What to produce:
Each record below should be written out again exactly.

Working data:

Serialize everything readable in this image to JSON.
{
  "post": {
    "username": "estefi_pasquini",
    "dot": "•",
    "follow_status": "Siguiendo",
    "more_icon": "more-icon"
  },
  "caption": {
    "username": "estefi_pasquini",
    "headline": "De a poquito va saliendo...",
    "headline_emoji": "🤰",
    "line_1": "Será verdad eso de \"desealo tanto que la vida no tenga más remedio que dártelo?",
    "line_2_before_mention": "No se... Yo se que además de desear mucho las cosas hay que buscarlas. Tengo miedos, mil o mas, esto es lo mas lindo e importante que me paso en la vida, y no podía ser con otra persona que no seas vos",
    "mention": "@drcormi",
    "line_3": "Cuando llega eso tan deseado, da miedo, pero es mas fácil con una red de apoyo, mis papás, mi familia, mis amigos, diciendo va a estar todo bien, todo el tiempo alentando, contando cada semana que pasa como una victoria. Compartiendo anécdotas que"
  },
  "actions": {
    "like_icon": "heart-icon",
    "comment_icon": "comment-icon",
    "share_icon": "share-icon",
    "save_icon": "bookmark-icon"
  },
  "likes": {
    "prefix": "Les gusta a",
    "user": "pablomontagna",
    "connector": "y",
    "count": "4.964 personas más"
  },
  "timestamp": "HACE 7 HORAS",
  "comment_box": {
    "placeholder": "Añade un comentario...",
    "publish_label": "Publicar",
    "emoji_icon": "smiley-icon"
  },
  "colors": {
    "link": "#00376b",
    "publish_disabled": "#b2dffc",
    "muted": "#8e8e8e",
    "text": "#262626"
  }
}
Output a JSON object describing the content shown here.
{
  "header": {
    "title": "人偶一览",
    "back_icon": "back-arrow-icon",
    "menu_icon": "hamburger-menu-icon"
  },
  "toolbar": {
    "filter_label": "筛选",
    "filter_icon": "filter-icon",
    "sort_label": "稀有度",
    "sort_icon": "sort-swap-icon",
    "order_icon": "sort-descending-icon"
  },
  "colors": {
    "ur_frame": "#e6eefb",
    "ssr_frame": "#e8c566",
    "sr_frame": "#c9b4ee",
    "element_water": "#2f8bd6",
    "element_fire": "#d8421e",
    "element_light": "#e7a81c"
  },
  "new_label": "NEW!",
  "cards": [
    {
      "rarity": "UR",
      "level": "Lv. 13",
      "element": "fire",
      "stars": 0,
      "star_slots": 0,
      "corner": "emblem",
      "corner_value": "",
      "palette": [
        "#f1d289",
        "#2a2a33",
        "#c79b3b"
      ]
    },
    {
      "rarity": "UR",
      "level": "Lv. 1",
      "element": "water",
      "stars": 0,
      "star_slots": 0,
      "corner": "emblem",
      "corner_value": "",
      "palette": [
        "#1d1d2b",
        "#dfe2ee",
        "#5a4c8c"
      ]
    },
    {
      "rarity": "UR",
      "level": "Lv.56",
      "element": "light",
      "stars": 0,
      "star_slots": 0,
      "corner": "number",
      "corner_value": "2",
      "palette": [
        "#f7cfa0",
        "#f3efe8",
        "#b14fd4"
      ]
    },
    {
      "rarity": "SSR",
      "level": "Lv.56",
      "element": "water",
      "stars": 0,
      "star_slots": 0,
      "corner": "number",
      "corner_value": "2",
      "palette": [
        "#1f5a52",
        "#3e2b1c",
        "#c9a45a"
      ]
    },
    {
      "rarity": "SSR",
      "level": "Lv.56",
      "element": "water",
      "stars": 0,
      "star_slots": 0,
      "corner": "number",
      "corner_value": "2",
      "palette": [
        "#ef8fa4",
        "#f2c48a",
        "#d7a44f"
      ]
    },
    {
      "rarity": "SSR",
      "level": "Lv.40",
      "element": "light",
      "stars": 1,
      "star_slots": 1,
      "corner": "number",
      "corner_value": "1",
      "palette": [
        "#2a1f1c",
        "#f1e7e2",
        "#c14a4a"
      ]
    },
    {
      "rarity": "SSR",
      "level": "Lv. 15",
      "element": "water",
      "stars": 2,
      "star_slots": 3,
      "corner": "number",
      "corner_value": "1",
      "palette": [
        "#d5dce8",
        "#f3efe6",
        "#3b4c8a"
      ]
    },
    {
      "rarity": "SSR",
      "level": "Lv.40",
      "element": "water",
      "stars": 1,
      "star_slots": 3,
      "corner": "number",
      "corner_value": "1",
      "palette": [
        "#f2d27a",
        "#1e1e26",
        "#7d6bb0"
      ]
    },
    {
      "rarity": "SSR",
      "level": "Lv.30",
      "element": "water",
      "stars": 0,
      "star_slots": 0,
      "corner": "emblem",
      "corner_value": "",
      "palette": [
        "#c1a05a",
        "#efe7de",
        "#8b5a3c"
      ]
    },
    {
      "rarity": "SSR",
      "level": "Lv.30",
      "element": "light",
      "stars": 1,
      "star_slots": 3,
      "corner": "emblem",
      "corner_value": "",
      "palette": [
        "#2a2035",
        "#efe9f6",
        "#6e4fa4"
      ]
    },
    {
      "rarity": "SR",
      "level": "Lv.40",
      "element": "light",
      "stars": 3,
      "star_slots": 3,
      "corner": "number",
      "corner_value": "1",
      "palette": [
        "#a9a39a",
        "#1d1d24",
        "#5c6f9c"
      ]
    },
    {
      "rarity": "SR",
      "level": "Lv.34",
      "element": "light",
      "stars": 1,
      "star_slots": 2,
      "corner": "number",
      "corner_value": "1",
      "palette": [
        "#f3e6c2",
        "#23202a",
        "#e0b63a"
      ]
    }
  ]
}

Solution:
Serialize everything readable in this image to JSON.
{
  "post": {
    "username": "estefi_pasquini",
    "dot": "•",
    "follow_status": "Siguiendo",
    "more_icon": "more-icon"
  },
  "caption": {
    "username": "estefi_pasquini",
    "headline": "De a poquito va saliendo...",
    "headline_emoji": "🤰",
    "line_1": "Será verdad eso de \"desealo tanto que la vida no tenga más remedio que dártelo?",
    "line_2_before_mention": "No se... Yo se que además de desear mucho las cosas hay que buscarlas. Tengo miedos, mil o mas, esto es lo mas lindo e importante que me paso en la vida, y no podía ser con otra persona que no seas vos",
    "mention": "@drcormi",
    "line_3": "Cuando llega eso tan deseado, da miedo, pero es mas fácil con una red de apoyo, mis papás, mi familia, mis amigos, diciendo va a estar todo bien, todo el tiempo alentando, contando cada semana que pasa como una victoria. Compartiendo anécdotas que"
  },
  "actions": {
    "like_icon": "heart-icon",
    "comment_icon": "comment-icon",
    "share_icon": "share-icon",
    "save_icon": "bookmark-icon"
  },
  "likes": {
    "prefix": "Les gusta a",
    "user": "pablomontagna",
    "connector": "y",
    "count": "4.964 personas más"
  },
  "timestamp": "HACE 7 HORAS",
  "comment_box": {
    "placeholder": "Añade un comentario...",
    "publish_label": "Publicar",
    "emoji_icon": "smiley-icon"
  },
  "colors": {
    "link": "#00376b",
    "publish_disabled": "#b2dffc",
    "muted": "#8e8e8e",
    "text": "#262626"
  }
}
Output a JSON object describing the content shown here.
{
  "header": {
    "title": "人偶一览",
    "back_icon": "back-arrow-icon",
    "menu_icon": "hamburger-menu-icon"
  },
  "toolbar": {
    "filter_label": "筛选",
    "filter_icon": "filter-icon",
    "sort_label": "稀有度",
    "sort_icon": "sort-swap-icon",
    "order_icon": "sort-descending-icon"
  },
  "colors": {
    "ur_frame": "#e6eefb",
    "ssr_frame": "#e8c566",
    "sr_frame": "#c9b4ee",
    "element_water": "#2f8bd6",
    "element_fire": "#d8421e",
    "element_light": "#e7a81c"
  },
  "new_label": "NEW!",
  "cards": [
    {
      "rarity": "UR",
      "level": "Lv. 13",
      "element": "fire",
      "stars": 0,
      "star_slots": 0,
      "corner": "emblem",
      "corner_value": "",
      "palette": [
        "#f1d289",
        "#2a2a33",
        "#c79b3b"
      ]
    },
    {
      "rarity": "UR",
      "level": "Lv. 1",
      "element": "water",
      "stars": 0,
      "star_slots": 0,
      "corner": "emblem",
      "corner_value": "",
      "palette": [
        "#1d1d2b",
        "#dfe2ee",
        "#5a4c8c"
      ]
    },
    {
      "rarity": "UR",
      "level": "Lv.56",
      "element": "light",
      "stars": 0,
      "star_slots": 0,
      "corner": "number",
      "corner_value": "2",
      "palette": [
        "#f7cfa0",
        "#f3efe8",
        "#b14fd4"
      ]
    },
    {
      "rarity": "SSR",
      "level": "Lv.56",
      "element": "water",
      "stars": 0,
      "star_slots": 0,
      "corner": "number",
      "corner_value": "2",
      "palette": [
        "#1f5a52",
        "#3e2b1c",
        "#c9a45a"
      ]
    },
    {
      "rarity": "SSR",
      "level": "Lv.56",
      "element": "water",
      "stars": 0,
      "star_slots": 0,
      "corner": "number",
      "corner_value": "2",
      "palette": [
        "#ef8fa4",
        "#f2c48a",
        "#d7a44f"
      ]
    },
    {
      "rarity": "SSR",
      "level": "Lv.40",
      "element": "light",
      "stars": 1,
      "star_slots": 1,
      "corner": "number",
      "corner_value": "1",
      "palette": [
        "#2a1f1c",
        "#f1e7e2",
        "#c14a4a"
      ]
    },
    {
      "rarity": "SSR",
      "level": "Lv. 15",
      "element": "water",
      "stars": 2,
      "star_slots": 3,
      "corner": "number",
      "corner_value": "1",
      "palette": [
        "#d5dce8",
        "#f3efe6",
        "#3b4c8a"
      ]
    },
    {
      "rarity": "SSR",
      "level": "Lv.40",
      "element": "water",
      "stars": 1,
      "star_slots": 3,
      "corner": "number",
      "corner_value": "1",
      "palette": [
        "#f2d27a",
        "#1e1e26",
        "#7d6bb0"
      ]
    },
    {
      "rarity": "SSR",
      "level": "Lv.30",
      "element": "water",
      "stars": 0,
      "star_slots": 0,
      "corner": "emblem",
      "corner_value": "",
      "palette": [
        "#c1a05a",
        "#efe7de",
        "#8b5a3c"
      ]
    },
    {
      "rarity": "SSR",
      "level": "Lv.30",
      "element": "light",
      "stars": 1,
      "star_slots": 3,
      "corner": "emblem",
      "corner_value": "",
      "palette": [
        "#2a2035",
        "#efe9f6",
        "#6e4fa4"
      ]
    },
    {
      "rarity": "SR",
      "level": "Lv.40",
      "element": "light",
      "stars": 3,
      "star_slots": 3,
      "corner": "number",
      "corner_value": "1",
      "palette": [
        "#a9a39a",
        "#1d1d24",
        "#5c6f9c"
      ]
    },
    {
      "rarity": "SR",
      "level": "Lv.34",
      "element": "light",
      "stars": 1,
      "star_slots": 2,
      "corner": "number",
      "corner_value": "1",
      "palette": [
        "#f3e6c2",
        "#23202a",
        "#e0b63a"
      ]
    }
  ]
}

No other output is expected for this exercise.